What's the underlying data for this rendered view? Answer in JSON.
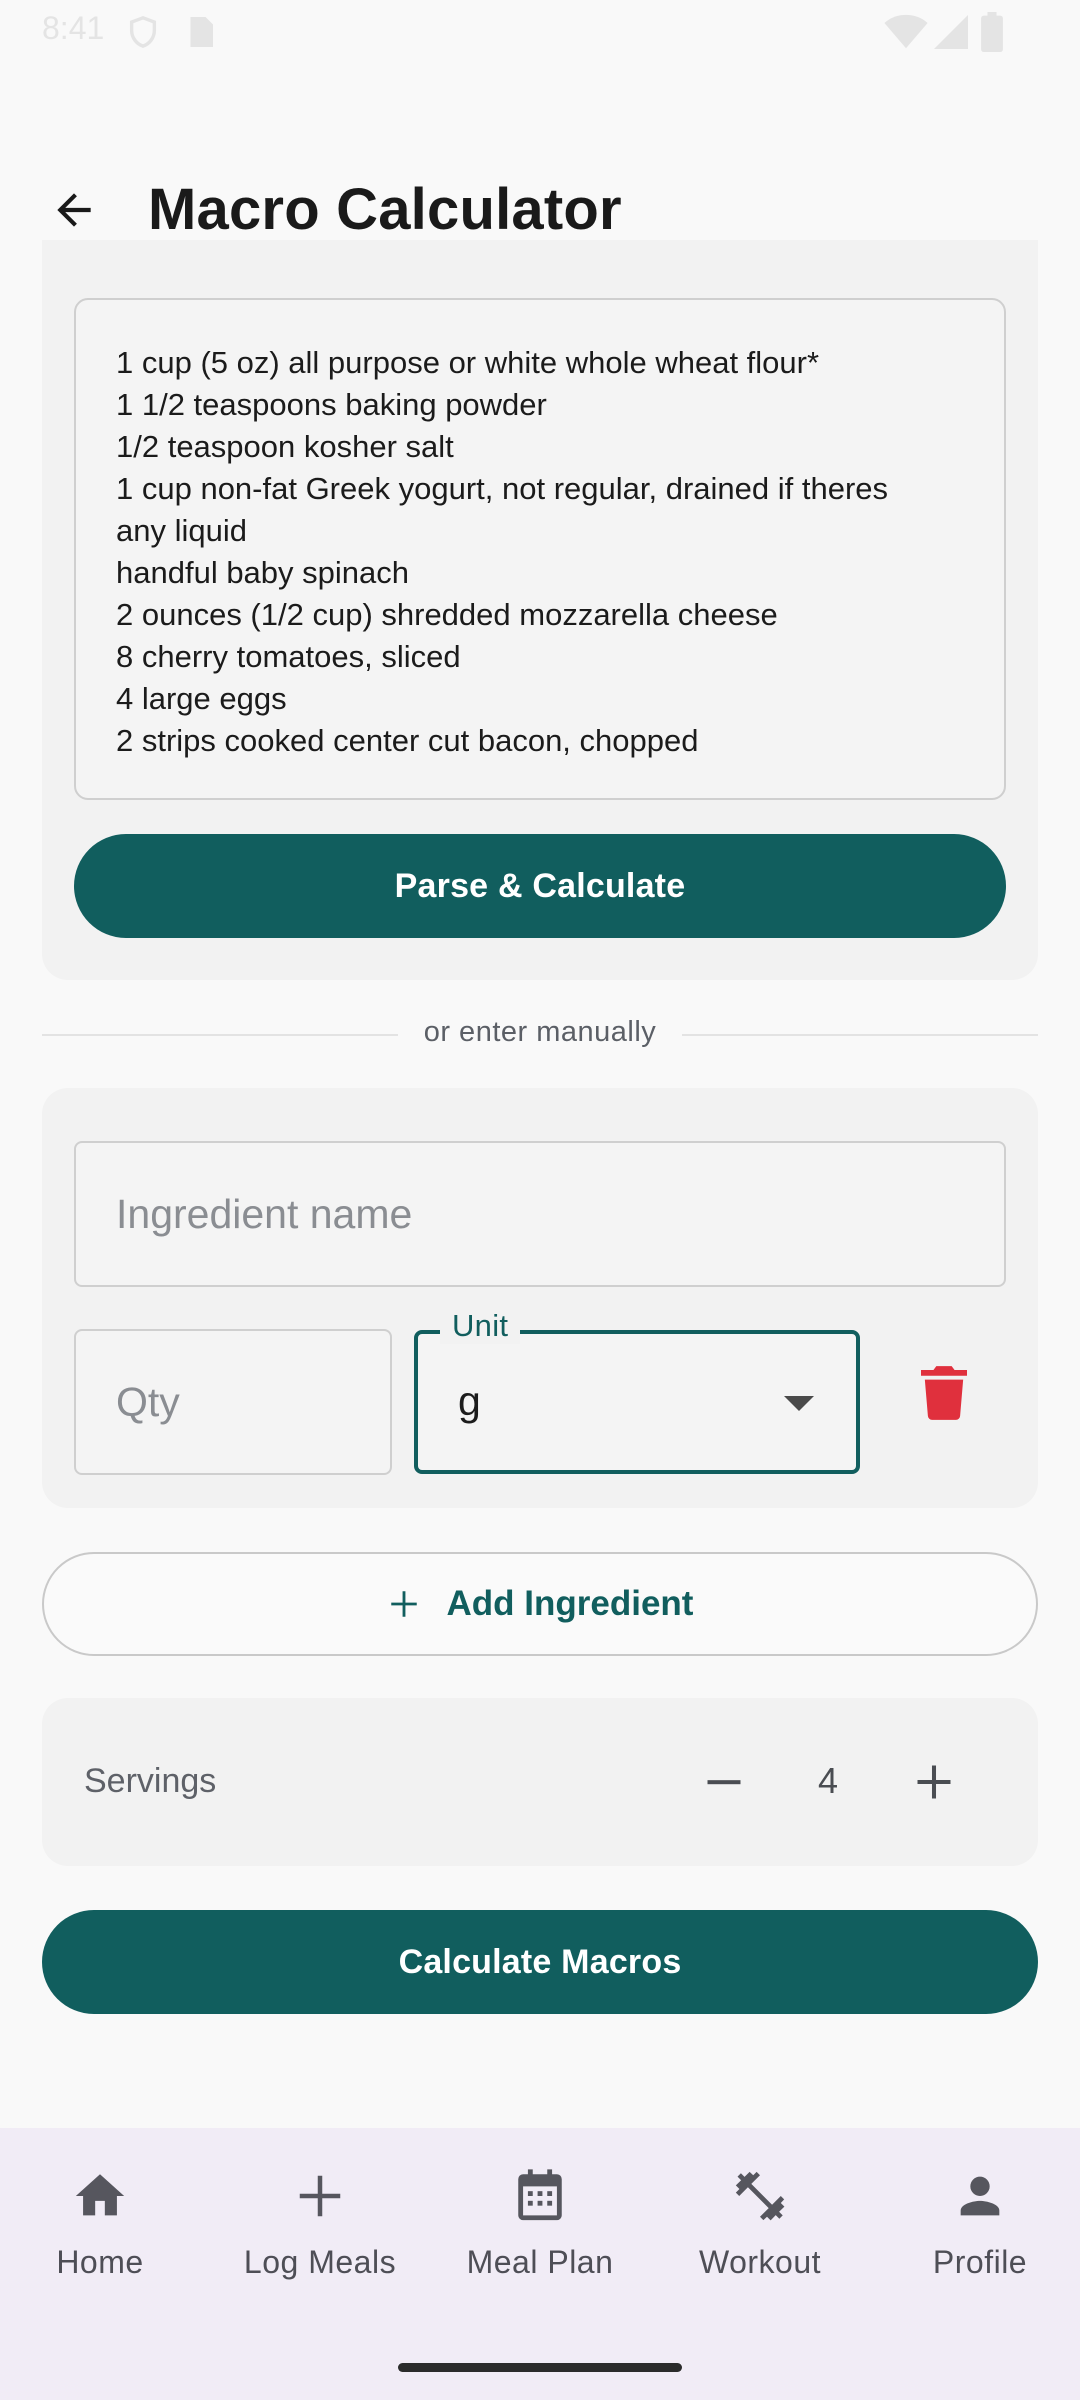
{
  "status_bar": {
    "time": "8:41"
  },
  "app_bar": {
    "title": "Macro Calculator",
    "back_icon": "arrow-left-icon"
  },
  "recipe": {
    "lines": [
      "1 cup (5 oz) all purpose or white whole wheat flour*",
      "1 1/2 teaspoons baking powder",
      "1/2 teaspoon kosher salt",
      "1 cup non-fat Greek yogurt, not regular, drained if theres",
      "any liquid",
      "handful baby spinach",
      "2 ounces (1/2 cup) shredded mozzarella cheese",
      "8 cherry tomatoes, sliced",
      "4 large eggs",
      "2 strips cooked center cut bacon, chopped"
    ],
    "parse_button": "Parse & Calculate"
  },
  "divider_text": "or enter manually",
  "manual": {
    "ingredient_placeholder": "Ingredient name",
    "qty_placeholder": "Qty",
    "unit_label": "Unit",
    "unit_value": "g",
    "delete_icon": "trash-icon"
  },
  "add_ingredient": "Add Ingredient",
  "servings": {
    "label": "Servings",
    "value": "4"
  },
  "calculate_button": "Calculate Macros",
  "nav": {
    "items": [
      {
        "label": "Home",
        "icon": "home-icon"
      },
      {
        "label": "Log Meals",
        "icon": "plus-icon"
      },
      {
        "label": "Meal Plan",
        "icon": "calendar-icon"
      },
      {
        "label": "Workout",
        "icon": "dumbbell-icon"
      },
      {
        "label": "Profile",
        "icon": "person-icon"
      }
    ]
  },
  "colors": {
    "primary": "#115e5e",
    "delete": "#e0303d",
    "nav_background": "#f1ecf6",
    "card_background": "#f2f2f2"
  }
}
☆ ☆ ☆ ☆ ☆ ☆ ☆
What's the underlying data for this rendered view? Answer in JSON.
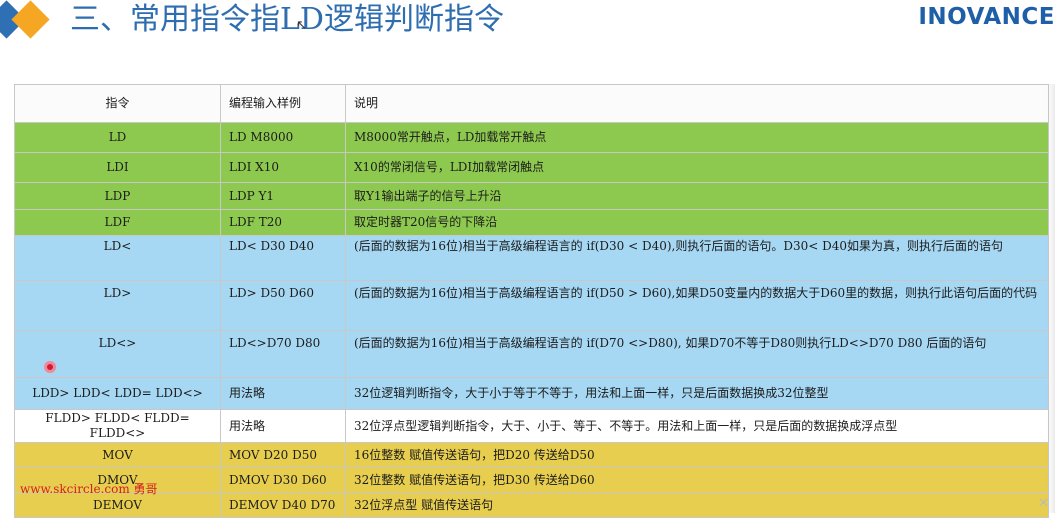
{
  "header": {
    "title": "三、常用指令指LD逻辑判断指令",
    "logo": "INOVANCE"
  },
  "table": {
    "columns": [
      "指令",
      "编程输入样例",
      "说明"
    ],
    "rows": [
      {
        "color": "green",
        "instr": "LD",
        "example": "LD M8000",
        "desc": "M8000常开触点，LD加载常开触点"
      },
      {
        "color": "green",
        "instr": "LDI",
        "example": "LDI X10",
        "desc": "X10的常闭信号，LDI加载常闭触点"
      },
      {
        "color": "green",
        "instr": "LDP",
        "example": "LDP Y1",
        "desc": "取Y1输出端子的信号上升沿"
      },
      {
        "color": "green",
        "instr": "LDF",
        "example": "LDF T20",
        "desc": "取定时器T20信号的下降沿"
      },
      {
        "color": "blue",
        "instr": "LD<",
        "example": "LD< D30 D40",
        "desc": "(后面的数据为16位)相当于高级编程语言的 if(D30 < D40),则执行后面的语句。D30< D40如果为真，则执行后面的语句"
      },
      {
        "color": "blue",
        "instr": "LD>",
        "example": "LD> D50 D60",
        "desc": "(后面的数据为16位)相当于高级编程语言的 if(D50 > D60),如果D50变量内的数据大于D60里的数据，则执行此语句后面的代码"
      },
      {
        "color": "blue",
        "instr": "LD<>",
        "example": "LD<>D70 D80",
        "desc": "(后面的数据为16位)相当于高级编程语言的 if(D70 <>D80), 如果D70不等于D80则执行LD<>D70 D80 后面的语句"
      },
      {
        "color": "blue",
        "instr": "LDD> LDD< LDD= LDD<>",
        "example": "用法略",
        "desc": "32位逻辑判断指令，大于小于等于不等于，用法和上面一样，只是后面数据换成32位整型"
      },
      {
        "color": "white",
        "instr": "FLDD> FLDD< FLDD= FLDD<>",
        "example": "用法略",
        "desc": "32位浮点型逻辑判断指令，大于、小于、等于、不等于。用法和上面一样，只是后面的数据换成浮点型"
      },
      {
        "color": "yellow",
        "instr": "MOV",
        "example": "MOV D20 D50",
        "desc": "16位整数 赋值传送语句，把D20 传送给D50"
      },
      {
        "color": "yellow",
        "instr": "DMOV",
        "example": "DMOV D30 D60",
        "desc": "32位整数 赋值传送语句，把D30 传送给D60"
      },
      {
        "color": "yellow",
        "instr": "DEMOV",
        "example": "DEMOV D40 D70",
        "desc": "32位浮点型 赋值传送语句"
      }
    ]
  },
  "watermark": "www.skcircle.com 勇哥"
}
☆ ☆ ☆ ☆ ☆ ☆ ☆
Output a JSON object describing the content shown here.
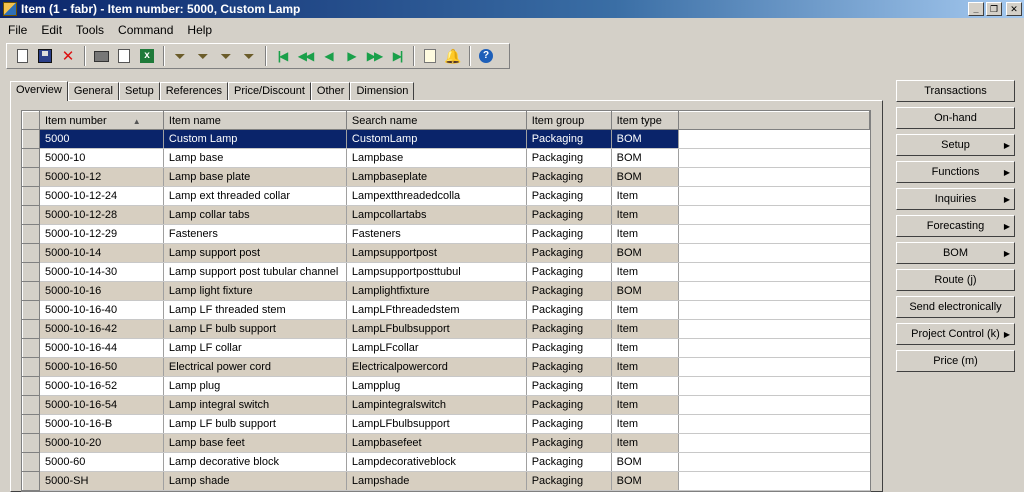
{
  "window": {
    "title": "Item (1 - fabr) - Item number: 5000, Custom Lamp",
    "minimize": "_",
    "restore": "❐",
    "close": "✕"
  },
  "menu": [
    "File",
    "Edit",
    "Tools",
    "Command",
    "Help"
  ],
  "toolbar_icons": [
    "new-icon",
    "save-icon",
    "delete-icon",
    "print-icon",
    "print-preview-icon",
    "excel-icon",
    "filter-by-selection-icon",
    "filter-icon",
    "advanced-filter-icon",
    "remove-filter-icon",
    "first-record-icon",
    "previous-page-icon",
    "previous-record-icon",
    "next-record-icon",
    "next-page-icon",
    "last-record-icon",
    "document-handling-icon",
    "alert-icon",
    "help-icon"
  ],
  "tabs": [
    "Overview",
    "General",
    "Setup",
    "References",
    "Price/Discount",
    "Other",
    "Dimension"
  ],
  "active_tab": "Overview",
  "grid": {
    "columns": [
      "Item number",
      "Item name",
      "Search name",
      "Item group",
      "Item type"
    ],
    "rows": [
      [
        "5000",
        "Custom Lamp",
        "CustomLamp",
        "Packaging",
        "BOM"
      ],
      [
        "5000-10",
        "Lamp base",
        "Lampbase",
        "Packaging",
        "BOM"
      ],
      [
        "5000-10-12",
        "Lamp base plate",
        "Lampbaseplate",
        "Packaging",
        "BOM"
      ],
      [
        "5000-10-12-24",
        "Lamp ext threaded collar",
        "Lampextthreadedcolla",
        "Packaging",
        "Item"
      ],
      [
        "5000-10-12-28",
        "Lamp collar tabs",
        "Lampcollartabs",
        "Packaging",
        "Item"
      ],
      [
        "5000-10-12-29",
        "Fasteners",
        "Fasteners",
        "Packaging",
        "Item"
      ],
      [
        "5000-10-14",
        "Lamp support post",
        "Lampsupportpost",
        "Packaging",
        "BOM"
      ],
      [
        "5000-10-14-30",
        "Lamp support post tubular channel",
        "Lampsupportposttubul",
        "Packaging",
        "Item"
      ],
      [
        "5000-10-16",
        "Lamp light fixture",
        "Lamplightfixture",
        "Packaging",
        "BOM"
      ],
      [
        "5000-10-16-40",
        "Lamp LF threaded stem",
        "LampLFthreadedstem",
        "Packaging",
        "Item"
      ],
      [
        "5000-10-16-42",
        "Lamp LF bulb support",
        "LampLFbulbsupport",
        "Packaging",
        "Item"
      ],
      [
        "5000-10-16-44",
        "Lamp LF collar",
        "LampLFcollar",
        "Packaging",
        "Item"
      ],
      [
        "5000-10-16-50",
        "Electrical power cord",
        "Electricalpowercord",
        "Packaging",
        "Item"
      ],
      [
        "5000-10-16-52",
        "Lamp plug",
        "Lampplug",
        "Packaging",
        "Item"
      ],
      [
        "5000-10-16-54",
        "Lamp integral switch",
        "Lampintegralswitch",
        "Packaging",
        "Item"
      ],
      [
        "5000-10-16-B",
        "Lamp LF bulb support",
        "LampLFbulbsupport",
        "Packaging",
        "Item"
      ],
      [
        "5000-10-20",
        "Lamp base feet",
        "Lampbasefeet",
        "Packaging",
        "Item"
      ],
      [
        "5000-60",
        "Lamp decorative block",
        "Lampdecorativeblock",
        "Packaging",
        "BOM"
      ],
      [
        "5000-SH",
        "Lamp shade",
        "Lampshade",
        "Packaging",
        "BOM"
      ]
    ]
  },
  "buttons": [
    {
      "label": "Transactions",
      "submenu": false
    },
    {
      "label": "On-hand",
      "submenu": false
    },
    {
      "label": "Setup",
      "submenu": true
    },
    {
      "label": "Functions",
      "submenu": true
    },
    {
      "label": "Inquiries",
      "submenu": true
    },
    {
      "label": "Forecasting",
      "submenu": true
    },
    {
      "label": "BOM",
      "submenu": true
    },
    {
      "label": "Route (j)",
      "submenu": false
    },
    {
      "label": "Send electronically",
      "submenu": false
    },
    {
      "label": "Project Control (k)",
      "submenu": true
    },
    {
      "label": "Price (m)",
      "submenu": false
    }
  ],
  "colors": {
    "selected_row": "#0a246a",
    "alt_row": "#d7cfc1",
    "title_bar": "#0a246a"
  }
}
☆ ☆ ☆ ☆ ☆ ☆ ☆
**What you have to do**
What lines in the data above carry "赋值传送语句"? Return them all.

**Exercise solution**
        "desc": "16位整数 赋值传送语句，把D20 传送给D50"
        "desc": "32位整数 赋值传送语句，把D30 传送给D60"
        "desc": "32位浮点型 赋值传送语句"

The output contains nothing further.